Starbucks has effectively gotten over the mobile conversion hump, if you will. After the release of their app, customers now pay for a purchase using a smartphone 7 million times a week, accounting for 16% of total transactions. Now for the important part. How did Starbucks gain so much traction and success? The answer is rewards. Who doesn't love rewards? Due to these rewards, Starbucks has gotten customers accustomed to engaging with them via mobile devices. Starbucks's main reward program, My Starbucks Rewards, allows shoppers to earn special discounts and freebies from making a purchase via their app. Why does Starbucks care so much about increasing mobile purchases? First off, it generates loyalty among customers, and also provides a rich trove of data about their most loyal customers. This data can then be leveraged to shape marketing tactics, promotions, and even store locations. Pretty damn smart right?

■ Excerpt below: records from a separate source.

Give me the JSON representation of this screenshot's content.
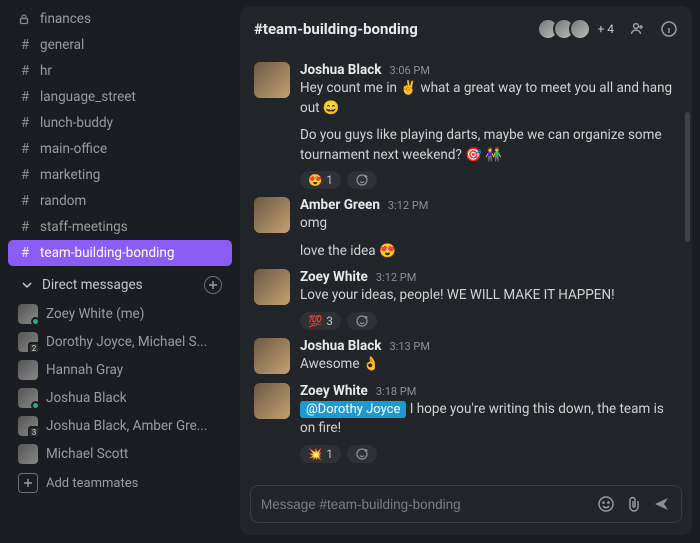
{
  "sidebar": {
    "channels": [
      {
        "icon": "lock",
        "name": "finances"
      },
      {
        "icon": "hash",
        "name": "general"
      },
      {
        "icon": "hash",
        "name": "hr"
      },
      {
        "icon": "hash",
        "name": "language_street"
      },
      {
        "icon": "hash",
        "name": "lunch-buddy"
      },
      {
        "icon": "hash",
        "name": "main-office"
      },
      {
        "icon": "hash",
        "name": "marketing"
      },
      {
        "icon": "hash",
        "name": "random"
      },
      {
        "icon": "hash",
        "name": "staff-meetings"
      },
      {
        "icon": "hash",
        "name": "team-building-bonding",
        "active": true
      }
    ],
    "dm_section_label": "Direct messages",
    "dms": [
      {
        "name": "Zoey White (me)",
        "badge": "online"
      },
      {
        "name": "Dorothy Joyce, Michael S...",
        "badge": "2"
      },
      {
        "name": "Hannah Gray",
        "badge": "none"
      },
      {
        "name": "Joshua Black",
        "badge": "online"
      },
      {
        "name": "Joshua Black, Amber Gre...",
        "badge": "3"
      },
      {
        "name": "Michael Scott",
        "badge": "none"
      }
    ],
    "add_teammates_label": "Add teammates"
  },
  "header": {
    "title": "#team-building-bonding",
    "extra_members": "+ 4"
  },
  "messages": [
    {
      "author": "Joshua Black",
      "time": "3:06 PM",
      "lines": [
        "Hey count me in ✌️ what a great way to meet you all and hang out 😄",
        "Do you guys like playing darts, maybe we can organize some tournament next weekend? 🎯 👫"
      ],
      "reactions": [
        {
          "emoji": "😍",
          "count": "1"
        },
        {
          "add": true
        }
      ]
    },
    {
      "author": "Amber Green",
      "time": "3:12 PM",
      "lines": [
        "omg",
        "love the idea 😍"
      ]
    },
    {
      "author": "Zoey White",
      "time": "3:12 PM",
      "lines": [
        "Love your ideas, people! WE WILL MAKE IT HAPPEN!"
      ],
      "reactions": [
        {
          "emoji": "💯",
          "count": "3"
        },
        {
          "add": true
        }
      ]
    },
    {
      "author": "Joshua Black",
      "time": "3:13 PM",
      "lines": [
        "Awesome 👌"
      ]
    },
    {
      "author": "Zoey White",
      "time": "3:18 PM",
      "mention": "@Dorothy Joyce",
      "after_mention": " I hope you're writing this down, the team is on fire!",
      "reactions": [
        {
          "emoji": "💥",
          "count": "1"
        },
        {
          "add": true
        }
      ]
    }
  ],
  "composer": {
    "placeholder": "Message #team-building-bonding"
  }
}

The good news is, you can transform your business into a mobile marketing powerhouse as Starbucks has done. To replicate Starbucks' success, you must know what your customer wants out of your app (how, when, where, and why they are interacting with the app), design an attractive and user-friendly app, provide rewards for using the app, and constantly engage with your customers via the app. If you can master these four things, like Starbucks, your business will acquire immense benefits from the exponential growth of mobile marketing.
To see more on building a great mobile site: Click here